Sarah Hughes, right, and her mother, Fiona, have endured 24 years of Sarah's struggle with systemic juvenile idiopathic arthritis, a debilitating autoimmune disease. But a new treatment has given her another chance at life. Click through our gallery to learn more about Sarah's journey.
Fiona's twin, Sarah Jane (left), was only 8 when she was told that she would die prematurely from juvenile arthritis, but her symptoms didn't take a turn for the worse until she was 20. Growing up, Fiona shared a bedroom with Sarah Jane and was scared to sleep at night because her twin suffered from seizures. Instead, she would stay awake and keep watch.
This was the last birthday together for the twins before Sarah Jane died. Also pictured are Sarah (right, with Fiona) and Sarah Jane's daughter, Allison (left).
Sarah was diagnosed with juvenile arthritis in 1992, when she was 11 months old. In this photo, Sarah was finally learning to walk braces.
Sarah's vertebrae at the base of the skull were attacked by her arthritis at an early age. At 7, she wore a neck brace for support.
Sarah struggled to make friends because other students teased her about her medical issues. She would come home and read stories to her pony, Georgie Porgy, because he never made her feel different or judged.
Sarah has spent much of her life in hospitals, receiving chemotherapy and treatments to help her condition. She credits her doctors with keeping her alive into her 20s.

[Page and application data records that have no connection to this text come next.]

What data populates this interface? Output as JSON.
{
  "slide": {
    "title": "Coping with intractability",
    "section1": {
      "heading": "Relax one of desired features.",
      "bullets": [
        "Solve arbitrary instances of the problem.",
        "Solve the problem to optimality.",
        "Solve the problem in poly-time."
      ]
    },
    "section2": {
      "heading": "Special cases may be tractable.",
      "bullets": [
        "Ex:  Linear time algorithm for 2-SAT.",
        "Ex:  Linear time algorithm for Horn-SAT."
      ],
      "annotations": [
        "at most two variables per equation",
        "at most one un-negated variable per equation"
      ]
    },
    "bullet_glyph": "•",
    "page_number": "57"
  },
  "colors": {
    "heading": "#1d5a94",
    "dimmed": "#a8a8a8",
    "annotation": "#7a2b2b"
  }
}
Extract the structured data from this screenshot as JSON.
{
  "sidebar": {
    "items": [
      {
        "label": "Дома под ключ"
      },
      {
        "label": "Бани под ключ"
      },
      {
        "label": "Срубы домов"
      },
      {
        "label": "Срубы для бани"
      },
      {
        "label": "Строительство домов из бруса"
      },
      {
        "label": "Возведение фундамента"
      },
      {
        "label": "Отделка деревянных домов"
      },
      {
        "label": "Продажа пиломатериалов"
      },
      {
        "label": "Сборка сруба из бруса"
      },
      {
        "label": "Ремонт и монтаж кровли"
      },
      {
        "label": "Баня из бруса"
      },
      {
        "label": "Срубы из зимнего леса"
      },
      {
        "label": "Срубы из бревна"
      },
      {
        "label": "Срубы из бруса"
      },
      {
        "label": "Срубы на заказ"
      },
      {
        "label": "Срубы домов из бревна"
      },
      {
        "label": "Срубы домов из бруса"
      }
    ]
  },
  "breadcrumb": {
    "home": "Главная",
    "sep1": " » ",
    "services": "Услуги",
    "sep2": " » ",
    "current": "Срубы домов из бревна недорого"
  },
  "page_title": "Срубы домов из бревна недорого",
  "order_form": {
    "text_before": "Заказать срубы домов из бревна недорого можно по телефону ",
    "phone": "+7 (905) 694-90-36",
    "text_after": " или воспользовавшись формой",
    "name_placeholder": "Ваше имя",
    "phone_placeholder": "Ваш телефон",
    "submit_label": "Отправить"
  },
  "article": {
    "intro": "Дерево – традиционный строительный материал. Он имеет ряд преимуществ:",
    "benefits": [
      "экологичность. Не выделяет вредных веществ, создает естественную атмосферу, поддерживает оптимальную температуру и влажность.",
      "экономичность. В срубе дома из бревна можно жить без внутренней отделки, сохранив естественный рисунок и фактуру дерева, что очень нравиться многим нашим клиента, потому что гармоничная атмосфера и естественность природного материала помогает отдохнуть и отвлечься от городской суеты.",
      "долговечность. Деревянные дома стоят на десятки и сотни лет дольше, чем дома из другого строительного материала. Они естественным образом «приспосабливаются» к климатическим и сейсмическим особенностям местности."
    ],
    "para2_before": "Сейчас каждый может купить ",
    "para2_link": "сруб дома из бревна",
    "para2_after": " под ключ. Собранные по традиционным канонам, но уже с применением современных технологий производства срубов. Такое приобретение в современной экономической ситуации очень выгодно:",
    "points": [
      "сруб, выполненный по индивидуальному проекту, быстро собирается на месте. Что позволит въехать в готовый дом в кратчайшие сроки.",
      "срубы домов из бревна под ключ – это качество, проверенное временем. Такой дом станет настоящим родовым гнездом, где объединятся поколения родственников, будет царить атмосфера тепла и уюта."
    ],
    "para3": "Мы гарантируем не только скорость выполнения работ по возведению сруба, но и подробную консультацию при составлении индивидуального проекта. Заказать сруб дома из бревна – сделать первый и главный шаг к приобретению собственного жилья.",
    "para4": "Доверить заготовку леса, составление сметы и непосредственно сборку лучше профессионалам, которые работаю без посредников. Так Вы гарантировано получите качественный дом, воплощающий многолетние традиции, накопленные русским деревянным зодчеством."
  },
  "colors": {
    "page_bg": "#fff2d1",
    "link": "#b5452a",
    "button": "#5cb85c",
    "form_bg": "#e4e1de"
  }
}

Sarah and her friend Tucker Beau, who also has juvenile arthritis, received stem cell treatments together in hopes of curing their disease. They wear Batman shirts to support each other.
Eleven months after her first stem cell treatment, Sarah jumped for joy on the beach in Cancun. Her wish was to see a beautiful beach before dying; now, she visits to celebrate the success of her treatment.
Both Sarah and Tucker Beau have continued to improve after stem cell therapy, and they remain close friends.